2. According to the flapper, parents needed to understand the younger generation was coming into its own. They were known as the "self-conscious" generation. They were products of different circumstances and events that shaped who they were in contrast to what their parents had experienced. These events shaped the way they dressed, danced, and what types of music they listened to. In addition, the younger generation had begun dating, and flappers had begun wearing makeup. Also, the younger generation felt that their parents could not understand the changes they were going through so they turned to the rest of their youth for support. However, they did ask their parents to continue to respect and praise them and for their patient understanding as they entered a new way of life and culture.

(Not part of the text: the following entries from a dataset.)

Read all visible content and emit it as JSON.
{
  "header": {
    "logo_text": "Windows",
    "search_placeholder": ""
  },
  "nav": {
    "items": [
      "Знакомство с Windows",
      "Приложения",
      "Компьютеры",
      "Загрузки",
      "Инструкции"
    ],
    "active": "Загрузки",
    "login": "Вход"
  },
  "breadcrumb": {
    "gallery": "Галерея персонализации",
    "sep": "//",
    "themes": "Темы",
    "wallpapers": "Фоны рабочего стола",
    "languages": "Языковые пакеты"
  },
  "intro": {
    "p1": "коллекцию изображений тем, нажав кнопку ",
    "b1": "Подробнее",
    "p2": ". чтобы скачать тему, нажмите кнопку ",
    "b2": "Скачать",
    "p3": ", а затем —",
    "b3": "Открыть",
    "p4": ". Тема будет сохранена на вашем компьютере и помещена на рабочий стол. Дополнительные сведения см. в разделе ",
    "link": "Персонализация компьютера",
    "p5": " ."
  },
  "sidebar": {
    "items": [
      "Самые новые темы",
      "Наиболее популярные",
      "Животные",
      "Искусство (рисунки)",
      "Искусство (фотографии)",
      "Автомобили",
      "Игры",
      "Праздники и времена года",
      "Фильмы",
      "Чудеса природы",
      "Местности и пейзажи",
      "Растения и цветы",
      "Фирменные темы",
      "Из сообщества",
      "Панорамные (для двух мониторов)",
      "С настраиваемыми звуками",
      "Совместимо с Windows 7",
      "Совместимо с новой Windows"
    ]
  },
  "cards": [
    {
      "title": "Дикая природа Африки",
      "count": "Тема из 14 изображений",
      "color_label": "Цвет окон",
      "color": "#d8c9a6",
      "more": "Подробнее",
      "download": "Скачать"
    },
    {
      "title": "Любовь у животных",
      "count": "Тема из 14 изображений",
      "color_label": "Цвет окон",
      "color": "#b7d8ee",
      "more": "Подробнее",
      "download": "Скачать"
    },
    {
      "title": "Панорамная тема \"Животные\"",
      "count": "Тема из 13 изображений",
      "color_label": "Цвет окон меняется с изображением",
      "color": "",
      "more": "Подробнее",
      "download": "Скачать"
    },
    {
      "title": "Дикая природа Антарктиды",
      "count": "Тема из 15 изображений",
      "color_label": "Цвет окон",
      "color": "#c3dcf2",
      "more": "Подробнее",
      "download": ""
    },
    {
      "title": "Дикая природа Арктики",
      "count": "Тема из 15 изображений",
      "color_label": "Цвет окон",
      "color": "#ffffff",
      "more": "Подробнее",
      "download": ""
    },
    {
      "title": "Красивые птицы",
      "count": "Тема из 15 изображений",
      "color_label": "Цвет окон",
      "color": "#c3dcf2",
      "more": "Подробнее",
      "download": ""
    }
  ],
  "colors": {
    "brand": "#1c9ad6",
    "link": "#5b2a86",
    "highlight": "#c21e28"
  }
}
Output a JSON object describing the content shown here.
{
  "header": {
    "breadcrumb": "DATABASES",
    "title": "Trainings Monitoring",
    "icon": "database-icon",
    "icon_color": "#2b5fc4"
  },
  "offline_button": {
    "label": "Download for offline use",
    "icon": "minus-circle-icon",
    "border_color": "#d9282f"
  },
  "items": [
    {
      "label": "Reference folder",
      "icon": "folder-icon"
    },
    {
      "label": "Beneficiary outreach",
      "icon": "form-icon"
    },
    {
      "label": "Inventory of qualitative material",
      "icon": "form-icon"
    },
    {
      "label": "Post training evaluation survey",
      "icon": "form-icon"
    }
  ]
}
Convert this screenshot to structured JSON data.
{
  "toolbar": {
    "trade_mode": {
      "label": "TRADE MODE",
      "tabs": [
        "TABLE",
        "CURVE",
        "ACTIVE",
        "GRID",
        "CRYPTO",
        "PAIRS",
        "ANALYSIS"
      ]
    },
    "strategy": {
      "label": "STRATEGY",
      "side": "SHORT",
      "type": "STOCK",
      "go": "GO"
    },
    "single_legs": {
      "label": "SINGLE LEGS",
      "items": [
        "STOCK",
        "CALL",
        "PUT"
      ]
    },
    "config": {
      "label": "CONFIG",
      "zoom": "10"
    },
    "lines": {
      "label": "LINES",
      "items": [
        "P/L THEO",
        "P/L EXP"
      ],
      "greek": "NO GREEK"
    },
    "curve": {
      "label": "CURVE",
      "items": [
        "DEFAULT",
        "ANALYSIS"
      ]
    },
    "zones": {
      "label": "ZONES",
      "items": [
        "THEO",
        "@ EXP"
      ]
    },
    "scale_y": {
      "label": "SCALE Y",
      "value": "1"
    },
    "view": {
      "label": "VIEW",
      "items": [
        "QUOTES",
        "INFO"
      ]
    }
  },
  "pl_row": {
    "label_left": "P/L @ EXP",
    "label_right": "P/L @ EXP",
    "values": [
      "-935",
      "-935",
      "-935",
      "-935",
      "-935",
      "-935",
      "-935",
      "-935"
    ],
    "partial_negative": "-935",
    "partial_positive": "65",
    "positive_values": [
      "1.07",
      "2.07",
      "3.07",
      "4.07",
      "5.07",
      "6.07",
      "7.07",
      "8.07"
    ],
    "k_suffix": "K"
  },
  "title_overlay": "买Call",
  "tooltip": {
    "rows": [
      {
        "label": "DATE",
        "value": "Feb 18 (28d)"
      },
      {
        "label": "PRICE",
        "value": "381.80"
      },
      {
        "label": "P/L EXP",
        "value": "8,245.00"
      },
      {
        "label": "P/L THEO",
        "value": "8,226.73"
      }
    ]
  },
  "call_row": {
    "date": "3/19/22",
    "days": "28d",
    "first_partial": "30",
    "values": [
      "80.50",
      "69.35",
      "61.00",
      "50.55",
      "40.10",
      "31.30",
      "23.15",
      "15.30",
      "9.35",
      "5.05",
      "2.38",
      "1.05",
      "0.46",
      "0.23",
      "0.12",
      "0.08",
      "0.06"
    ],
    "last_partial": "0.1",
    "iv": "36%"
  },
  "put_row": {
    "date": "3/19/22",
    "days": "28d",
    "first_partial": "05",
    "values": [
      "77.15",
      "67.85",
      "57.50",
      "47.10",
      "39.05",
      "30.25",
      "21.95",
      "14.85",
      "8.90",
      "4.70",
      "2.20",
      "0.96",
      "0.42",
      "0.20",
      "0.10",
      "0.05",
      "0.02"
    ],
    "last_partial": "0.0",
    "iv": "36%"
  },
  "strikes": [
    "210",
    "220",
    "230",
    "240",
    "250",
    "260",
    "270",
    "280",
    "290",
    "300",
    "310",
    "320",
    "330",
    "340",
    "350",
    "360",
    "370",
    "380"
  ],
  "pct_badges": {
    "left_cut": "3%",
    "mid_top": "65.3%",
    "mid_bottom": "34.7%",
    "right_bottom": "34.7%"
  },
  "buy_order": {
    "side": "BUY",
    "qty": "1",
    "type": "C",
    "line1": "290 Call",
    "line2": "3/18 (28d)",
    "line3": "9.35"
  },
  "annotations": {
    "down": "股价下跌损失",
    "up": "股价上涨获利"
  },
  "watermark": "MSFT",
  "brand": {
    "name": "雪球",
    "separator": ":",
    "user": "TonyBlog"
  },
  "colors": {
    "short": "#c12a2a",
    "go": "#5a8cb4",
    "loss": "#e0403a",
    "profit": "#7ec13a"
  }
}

3. The author of "flapper Jane" regarded flappers as not being directly associated with the paint, cigarettes, cocktails, and petting parties that were stereotypical of this type of lifestyle. She basically says that the wild and crazy actions included participants of the age groups between 15-17 years old. Although Jane was described as heavily made up and wearing skimpy clothes, this was not regarded as the flappers uniform. This was the style of the time, women much older were dressing in the same fashion. This was the new style of the 20s.
4. The flapper seemed to describe the younger generations rebellious side, to prove they were coming out into their own. After events such as WWI, people were ready to let loose, they wanted to listen to jazz music and dress provacatively. They may have done this to become noticed or to take the focus off of the harsh realities that were taking place during this time. However, many did not know what to make of all these "outrageous" displays that the younger generation was coming out with.